Clint Eastwood’s Mystic River, which opened this year’s New York Film Festival on a somber but resonant note, is perhaps the finest western ever to be set in South Boston. Huddled clapboard houses substitute for the raw-plank architecture of the frontier town; an industrial bridge provides background sublimity in the absence of mountains. As always in an Eastwood western, the action takes place in an enclosed community that prefers to operate by its own rules; and as always, terrible secrets haunt the characters. Terrible wrongs are avenged and redoubled.
Of course, some viewers prefer to classify Mystic River with Eastwood’s police movies; and they’re not entirely wrong. In the role of Sean Devine, a detective with the Massachusetts state troopers, lean and clean-featured Kevin Bacon closely approximates one of Eastwood’s own tight-lipped cops, never raising his voice, continually struggling to hold himself in. But the Eastwood detective usually pursues some taunting, demonic version of himself. Devine must contend with a pair of contrasting alter egos, both of them figures from his childhood on these streets: Jimmy Markum (Sean Penn), the big man in his little neighborhood, and Dave Boyle (Tim Robbins), who shuffles meekly around the bars and back porches and sometimes thinks he’s one of the Undead.
He is, at a minimum, unfinished. That much is obvious from a square of sidewalk into which Dave and his buddies scratched their names some thirty years ago: Jimmy, Sean, Da. Now the memory of the event that interrupted Dave’s hand is literally set in concrete, right on the street: the visible sign of something lost in him, something irremediably broken in the neighborhood.
What might turn that lingering pain into a present danger? A saloon, a six-shooter, a code of manliness.

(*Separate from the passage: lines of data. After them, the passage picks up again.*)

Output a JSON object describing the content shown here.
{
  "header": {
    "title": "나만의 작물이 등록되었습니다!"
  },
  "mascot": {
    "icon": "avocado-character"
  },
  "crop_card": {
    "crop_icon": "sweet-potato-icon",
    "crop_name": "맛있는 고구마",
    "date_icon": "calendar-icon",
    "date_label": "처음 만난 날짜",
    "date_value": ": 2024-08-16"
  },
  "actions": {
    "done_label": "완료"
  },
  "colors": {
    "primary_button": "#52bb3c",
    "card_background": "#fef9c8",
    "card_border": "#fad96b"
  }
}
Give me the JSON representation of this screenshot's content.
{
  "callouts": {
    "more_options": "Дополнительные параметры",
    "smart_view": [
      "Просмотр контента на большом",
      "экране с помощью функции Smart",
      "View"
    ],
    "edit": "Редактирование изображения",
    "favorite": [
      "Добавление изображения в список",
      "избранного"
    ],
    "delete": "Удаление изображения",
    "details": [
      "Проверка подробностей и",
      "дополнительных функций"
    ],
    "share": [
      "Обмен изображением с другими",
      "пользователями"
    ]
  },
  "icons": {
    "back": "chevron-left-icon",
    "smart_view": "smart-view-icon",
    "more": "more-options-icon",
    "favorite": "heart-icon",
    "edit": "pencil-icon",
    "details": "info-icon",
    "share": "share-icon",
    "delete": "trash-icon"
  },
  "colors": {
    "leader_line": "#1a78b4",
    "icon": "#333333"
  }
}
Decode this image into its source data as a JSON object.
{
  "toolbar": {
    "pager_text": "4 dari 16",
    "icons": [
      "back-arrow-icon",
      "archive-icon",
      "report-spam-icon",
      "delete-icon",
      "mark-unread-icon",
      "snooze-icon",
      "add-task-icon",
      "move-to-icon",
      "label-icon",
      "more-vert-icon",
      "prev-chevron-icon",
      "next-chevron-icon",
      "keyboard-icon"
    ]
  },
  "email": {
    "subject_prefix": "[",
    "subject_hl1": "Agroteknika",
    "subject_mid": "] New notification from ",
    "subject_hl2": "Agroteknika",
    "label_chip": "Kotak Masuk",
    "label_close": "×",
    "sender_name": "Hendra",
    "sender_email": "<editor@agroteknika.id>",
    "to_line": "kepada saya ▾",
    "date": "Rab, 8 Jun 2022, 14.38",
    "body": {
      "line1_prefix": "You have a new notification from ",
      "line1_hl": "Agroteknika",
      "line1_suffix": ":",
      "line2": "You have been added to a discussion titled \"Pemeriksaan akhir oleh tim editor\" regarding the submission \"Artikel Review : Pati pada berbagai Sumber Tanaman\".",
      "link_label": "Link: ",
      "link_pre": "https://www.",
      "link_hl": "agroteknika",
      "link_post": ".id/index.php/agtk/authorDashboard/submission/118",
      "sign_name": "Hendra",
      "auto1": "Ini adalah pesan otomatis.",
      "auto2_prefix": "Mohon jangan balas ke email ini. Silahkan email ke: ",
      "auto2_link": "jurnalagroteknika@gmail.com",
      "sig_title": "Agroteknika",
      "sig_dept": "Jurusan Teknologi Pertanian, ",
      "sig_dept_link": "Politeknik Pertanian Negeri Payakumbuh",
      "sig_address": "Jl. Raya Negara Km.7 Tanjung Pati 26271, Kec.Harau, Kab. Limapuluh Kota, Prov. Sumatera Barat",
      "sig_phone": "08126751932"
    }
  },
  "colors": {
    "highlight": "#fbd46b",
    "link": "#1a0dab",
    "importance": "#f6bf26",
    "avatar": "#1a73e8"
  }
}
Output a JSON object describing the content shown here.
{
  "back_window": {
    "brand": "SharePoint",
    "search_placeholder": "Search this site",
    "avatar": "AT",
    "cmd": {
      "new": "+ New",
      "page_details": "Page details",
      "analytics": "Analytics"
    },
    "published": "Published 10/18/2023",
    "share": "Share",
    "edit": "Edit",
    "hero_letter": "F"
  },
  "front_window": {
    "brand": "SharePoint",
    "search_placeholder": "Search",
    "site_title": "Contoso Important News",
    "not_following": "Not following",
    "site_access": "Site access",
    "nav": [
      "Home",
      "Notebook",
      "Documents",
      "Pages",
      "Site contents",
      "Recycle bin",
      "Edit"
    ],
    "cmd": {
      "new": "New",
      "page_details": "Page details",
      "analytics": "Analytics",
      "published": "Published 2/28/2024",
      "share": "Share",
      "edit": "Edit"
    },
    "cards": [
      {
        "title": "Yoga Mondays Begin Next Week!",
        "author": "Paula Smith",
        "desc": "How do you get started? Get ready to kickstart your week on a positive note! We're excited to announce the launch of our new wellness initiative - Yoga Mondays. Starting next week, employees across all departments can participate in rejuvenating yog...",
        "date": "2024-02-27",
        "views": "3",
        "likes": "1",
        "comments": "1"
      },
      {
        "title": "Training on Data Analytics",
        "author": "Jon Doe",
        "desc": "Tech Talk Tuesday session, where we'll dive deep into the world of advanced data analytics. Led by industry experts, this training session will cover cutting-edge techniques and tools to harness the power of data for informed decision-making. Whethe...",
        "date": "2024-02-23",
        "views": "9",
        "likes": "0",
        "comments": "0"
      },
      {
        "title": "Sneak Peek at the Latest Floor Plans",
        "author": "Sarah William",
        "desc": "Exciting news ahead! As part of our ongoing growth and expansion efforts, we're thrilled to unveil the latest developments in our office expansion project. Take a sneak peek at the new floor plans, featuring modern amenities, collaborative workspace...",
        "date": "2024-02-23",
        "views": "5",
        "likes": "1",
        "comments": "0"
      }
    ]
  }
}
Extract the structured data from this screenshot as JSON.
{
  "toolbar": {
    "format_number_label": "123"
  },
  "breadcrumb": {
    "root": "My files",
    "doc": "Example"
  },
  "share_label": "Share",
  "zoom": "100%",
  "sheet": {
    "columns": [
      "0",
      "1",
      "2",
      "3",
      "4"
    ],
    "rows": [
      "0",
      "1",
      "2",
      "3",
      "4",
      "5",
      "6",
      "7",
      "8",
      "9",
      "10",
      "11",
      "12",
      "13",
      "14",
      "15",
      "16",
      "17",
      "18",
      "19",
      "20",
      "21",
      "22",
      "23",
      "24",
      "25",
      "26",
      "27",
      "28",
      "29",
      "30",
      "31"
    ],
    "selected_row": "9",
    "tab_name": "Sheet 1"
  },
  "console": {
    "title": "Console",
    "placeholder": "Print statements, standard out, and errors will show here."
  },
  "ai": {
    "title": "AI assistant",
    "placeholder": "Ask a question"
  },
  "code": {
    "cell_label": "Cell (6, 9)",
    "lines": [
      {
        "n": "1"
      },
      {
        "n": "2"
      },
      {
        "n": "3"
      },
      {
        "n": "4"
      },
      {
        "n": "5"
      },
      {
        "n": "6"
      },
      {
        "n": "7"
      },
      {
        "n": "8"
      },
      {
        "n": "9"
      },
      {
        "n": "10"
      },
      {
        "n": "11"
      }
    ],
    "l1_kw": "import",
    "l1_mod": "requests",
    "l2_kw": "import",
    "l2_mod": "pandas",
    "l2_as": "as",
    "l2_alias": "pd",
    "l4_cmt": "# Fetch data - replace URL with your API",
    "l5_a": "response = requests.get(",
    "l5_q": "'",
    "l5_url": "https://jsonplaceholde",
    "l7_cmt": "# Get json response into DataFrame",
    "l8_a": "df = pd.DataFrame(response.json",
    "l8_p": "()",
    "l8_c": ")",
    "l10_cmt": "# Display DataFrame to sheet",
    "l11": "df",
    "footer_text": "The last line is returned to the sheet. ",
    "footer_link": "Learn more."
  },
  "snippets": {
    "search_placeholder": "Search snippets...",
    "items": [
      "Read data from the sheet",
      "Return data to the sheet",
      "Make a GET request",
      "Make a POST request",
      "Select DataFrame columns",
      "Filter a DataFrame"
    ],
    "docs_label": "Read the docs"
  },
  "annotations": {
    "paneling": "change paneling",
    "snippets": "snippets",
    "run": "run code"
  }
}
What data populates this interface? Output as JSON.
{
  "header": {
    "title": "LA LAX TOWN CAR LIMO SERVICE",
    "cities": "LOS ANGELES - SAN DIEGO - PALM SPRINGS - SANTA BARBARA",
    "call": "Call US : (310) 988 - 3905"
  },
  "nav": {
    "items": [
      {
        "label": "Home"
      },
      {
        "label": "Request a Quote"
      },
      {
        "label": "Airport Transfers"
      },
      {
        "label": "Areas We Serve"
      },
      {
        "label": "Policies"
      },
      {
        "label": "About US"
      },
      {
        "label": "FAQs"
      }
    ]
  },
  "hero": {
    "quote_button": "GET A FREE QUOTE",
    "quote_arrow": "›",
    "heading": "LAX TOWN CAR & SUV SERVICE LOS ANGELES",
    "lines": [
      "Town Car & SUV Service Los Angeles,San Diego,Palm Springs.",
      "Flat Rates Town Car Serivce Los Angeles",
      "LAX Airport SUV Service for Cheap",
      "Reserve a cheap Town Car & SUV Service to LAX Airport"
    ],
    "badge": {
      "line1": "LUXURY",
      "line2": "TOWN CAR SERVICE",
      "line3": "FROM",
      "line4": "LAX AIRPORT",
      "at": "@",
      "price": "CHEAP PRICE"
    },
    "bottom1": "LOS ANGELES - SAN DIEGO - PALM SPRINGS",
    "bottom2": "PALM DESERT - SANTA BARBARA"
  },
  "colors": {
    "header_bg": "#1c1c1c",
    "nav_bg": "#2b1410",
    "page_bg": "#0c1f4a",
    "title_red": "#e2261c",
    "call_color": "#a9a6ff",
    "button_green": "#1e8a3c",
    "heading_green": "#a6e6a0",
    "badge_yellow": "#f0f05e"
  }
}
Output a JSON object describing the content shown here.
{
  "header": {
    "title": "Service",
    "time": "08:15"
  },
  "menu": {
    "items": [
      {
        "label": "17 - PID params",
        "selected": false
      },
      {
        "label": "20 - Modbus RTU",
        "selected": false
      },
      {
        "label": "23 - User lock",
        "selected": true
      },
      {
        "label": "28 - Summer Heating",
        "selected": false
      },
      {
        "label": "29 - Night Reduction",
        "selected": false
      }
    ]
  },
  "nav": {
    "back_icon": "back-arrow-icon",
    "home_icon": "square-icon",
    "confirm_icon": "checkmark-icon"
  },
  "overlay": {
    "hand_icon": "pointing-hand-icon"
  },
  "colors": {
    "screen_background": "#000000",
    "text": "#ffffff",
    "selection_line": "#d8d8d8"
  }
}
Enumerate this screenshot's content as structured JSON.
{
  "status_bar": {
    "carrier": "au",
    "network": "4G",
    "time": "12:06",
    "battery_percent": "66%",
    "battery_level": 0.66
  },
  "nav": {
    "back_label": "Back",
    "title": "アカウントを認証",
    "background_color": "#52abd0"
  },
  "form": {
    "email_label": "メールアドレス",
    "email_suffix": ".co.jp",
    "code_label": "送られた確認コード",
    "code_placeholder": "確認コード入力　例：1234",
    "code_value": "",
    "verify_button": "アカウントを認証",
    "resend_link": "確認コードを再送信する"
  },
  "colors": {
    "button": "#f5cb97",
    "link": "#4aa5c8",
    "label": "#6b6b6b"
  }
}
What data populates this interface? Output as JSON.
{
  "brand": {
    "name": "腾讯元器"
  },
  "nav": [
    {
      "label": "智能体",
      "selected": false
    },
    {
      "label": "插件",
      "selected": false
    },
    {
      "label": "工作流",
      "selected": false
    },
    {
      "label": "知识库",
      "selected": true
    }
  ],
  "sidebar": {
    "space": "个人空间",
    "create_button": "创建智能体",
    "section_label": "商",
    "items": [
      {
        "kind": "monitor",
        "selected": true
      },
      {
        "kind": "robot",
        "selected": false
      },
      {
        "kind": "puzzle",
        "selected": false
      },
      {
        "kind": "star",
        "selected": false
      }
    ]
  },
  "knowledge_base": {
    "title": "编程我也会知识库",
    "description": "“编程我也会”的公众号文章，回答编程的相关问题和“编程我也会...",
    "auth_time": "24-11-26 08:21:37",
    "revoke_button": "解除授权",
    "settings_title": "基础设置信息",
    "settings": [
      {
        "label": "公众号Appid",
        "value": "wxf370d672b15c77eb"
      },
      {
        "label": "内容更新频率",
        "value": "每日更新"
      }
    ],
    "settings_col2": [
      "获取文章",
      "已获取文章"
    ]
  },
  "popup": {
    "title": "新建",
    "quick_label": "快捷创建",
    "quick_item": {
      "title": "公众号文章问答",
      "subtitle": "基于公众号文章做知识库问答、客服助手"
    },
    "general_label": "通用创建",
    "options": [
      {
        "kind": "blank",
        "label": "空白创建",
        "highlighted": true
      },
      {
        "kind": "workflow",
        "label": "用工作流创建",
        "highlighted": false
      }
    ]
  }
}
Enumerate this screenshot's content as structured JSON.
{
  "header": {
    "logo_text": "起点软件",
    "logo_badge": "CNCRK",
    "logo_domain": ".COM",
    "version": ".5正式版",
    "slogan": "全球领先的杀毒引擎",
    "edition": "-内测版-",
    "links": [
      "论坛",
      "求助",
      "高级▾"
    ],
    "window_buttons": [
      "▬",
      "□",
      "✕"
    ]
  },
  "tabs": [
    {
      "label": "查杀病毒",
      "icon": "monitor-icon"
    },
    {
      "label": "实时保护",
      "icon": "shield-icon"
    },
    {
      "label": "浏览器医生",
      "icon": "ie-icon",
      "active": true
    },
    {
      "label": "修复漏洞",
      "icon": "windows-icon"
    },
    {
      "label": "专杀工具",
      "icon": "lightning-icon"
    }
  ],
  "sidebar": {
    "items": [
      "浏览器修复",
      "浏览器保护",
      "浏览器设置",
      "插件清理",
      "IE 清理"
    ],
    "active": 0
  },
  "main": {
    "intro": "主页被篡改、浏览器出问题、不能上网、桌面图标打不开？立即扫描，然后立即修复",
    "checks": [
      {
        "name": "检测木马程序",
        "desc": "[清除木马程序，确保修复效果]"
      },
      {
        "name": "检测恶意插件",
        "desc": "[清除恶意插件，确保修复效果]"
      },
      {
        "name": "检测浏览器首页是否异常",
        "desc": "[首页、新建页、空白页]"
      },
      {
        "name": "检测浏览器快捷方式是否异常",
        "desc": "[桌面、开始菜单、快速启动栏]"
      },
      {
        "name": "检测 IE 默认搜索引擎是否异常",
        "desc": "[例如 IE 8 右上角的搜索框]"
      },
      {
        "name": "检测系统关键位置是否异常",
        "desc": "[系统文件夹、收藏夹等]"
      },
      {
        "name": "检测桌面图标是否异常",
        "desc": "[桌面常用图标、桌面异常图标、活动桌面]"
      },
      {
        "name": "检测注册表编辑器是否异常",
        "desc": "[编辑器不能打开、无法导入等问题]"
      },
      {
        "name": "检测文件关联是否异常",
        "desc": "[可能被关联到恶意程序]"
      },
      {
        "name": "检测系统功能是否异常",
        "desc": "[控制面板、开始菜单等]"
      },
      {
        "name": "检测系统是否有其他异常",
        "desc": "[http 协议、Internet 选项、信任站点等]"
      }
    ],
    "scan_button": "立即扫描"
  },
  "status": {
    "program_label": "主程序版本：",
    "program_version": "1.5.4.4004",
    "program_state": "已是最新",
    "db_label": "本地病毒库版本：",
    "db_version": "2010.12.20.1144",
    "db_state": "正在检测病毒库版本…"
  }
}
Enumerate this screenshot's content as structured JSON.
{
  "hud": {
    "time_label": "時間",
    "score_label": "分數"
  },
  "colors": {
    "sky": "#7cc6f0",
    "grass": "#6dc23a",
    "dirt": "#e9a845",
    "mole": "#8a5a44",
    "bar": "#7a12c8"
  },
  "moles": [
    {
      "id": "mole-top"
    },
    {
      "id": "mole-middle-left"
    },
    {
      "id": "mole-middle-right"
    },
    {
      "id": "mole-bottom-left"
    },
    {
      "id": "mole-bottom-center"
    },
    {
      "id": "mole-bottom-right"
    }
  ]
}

Based on a novel by Dennis Lehane, Mystic River tells about guilt and suspicion in a working-class neighborhood–about young people abused and murdered, about generation after generation raging for revenge. Clearly, this story moved Eastwood to a seriousness he hasn’t practiced since Unforgiven and A Perfect World. In the less ambitious projects that have piled up in recent years, the unfussiness that is one of his chief virtues as a director has sometimes turned into his biggest flaw; you wondered, during certain scenes of Space Cowboys or Blood Work, whether you were seeing the movie or the dailies. In Mystic River, though, Eastwood’s clarity and strength are apparent from the start, even in the casting of the briefest roles. It’s enough, in the devastating prologue, to see three boys playing hockey in the street to know which will grow up to be Sean Penn and which is doomed to become Tim Robbins. When the grown-ups take the screen, their sureness matches the director’s. The performances seem to enter their bodies straight up from the pavement.
Robbins is the one who deploys his technique most openly: pushing a Boston accent against his hard palate and up into the nose, inventing a complete body language of shrugs and hesitations. A slight studiousness hangs about the performance; and yet he’s also the actor who becomes the most daring and spontaneous. Dave is falling apart; and Robbins really lets the pieces crash. You see the effect not so much when he gets to scream–anyone can flail about–as in the quieter scenes, as when he tells his son a bedtime story that runs out of control. Dave’s words, which are disturbing in themselves, become all the spookier for Robbins’s way of listening to himself, as if he, too, were puzzled by what’s coming out. Eastwood completes the mystery for him, shooting him against a background of infinite darkness, with only the left half of his face visible in a window’s pale light.